it is working only if the receivers are online.

This is the current implementation:

Comments and suggestions are welcome.

thank you for the info about your monitoring package.
It seems, it is a confortable, working solution for remote monitoring one/some outernet receivers.
I took a short loook-around in the code, and it seems me, to make a working setup not too easy for me.
The client part is a python program,, it is working on the RPi new system without any additional setup or requirements.
But to use it as a real data source, it need some additonal paremeters at the start. Here is its help:

ORxPi v0.2.4 | [email protected]:/home/outernet/monitoring-master/client> python -h
usage: report ONDD internal state to remote server [-h] [–url URL]
[–key PATH]
[–socket PATH]
[–buffer PATH]
[–platform NAME]

optional arguments:
-h, --help show this help message and exit
–url URL, -u URL remote server URL
–key PATH, -k PATH client ID key file
–socket PATH, -s PATH
path to ONDD socket
–buffer PATH, -b PATH
path to data buffer
–platform NAME, -p NAME
platform name

It seems, at least it need an url to the remote server.

Without this parameters it put the output regularly in a file, here: /tmp/monitor.buffer
One of an example contents of it is here:

ORxPi v0.2.4 | [email protected]:/tmp> cat monitor.buffer
“processing_time”: 0.062773942947387695,
“timestamp”: 1437420656.8720491,
“sat_config”: “d6267d3”,
“pid”: “65”,
“snr”: 0.0,
“client_id”: “6ce4bfb8-6875-426f-a0fb-82fc1d144b2d”,
“transfers”: true,
“bitrate”: 87640,
“signal_lock”: true,
“platform”: null,
“service_id”: “outernet-0”

It seems me, this is the output of some carefully selected IPC calls to the ONDD daemon.
To experiment with is, it would be enough time-to-time to send this file to another machine to evaluate it manually.
But I think, you have a working server to accept this records, it would be good to learn more about this.
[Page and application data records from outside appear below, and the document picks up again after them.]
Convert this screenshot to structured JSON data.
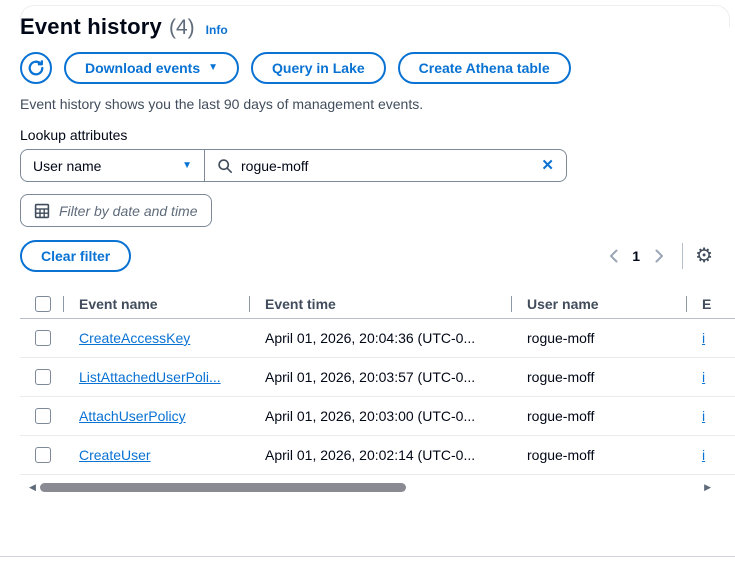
{
  "header": {
    "title": "Event history",
    "count": "(4)",
    "info_label": "Info"
  },
  "toolbar": {
    "download_label": "Download events",
    "query_lake_label": "Query in Lake",
    "athena_label": "Create Athena table"
  },
  "description": "Event history shows you the last 90 days of management events.",
  "filters": {
    "lookup_label": "Lookup attributes",
    "attribute_selected": "User name",
    "search_value": "rogue-moff",
    "date_placeholder": "Filter by date and time",
    "clear_label": "Clear filter"
  },
  "pagination": {
    "current_page": "1"
  },
  "table": {
    "columns": {
      "event_name": "Event name",
      "event_time": "Event time",
      "user_name": "User name",
      "event_source": "E"
    },
    "rows": [
      {
        "event_name": "CreateAccessKey",
        "event_time": "April 01, 2026, 20:04:36 (UTC-0...",
        "user_name": "rogue-moff",
        "event_source": "i"
      },
      {
        "event_name": "ListAttachedUserPoli...",
        "event_time": "April 01, 2026, 20:03:57 (UTC-0...",
        "user_name": "rogue-moff",
        "event_source": "i"
      },
      {
        "event_name": "AttachUserPolicy",
        "event_time": "April 01, 2026, 20:03:00 (UTC-0...",
        "user_name": "rogue-moff",
        "event_source": "i"
      },
      {
        "event_name": "CreateUser",
        "event_time": "April 01, 2026, 20:02:14 (UTC-0...",
        "user_name": "rogue-moff",
        "event_source": "i"
      }
    ]
  },
  "icons": {
    "refresh": "circular-refresh-arrow",
    "download_caret": "▼",
    "select_caret": "▼",
    "search": "magnifier",
    "clear_x": "✕",
    "calendar": "calendar-grid",
    "gear": "⚙",
    "scroll_left": "◀",
    "scroll_right": "▶"
  },
  "colors": {
    "accent_blue": "#0972d3",
    "text_dark": "#000716",
    "text_secondary": "#414d5c",
    "border_gray": "#7d8998",
    "header_divider": "#b6bec9",
    "row_divider": "#e9ebed",
    "scroll_thumb": "#8a8a92"
  }
}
If you allow to send/redirect some of this record to such a server, it would be very usefull for us.
Maybe you have a lot of another jobs and tasks, and this monitoring system is not your first priority.
So, thanks again to the code and the info.
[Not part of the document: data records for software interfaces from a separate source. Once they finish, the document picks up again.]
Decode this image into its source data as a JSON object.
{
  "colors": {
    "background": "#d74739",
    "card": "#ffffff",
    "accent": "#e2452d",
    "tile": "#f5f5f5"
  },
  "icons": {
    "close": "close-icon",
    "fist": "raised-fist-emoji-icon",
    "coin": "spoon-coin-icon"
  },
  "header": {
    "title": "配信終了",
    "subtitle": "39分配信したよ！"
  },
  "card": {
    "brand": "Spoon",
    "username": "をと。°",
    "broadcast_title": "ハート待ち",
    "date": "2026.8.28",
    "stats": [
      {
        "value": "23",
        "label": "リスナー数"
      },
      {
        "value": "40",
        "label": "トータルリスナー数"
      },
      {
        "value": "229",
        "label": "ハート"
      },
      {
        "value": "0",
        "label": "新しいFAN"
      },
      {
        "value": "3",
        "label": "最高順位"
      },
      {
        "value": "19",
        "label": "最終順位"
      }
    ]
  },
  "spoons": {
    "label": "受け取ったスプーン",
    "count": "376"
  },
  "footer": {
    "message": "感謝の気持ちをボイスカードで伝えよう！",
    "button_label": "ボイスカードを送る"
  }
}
The source code repository also includes the server, which you can run on your local machine and let the receiver send data to it via LAN. We intend to put up a server at a public location by the end of this week.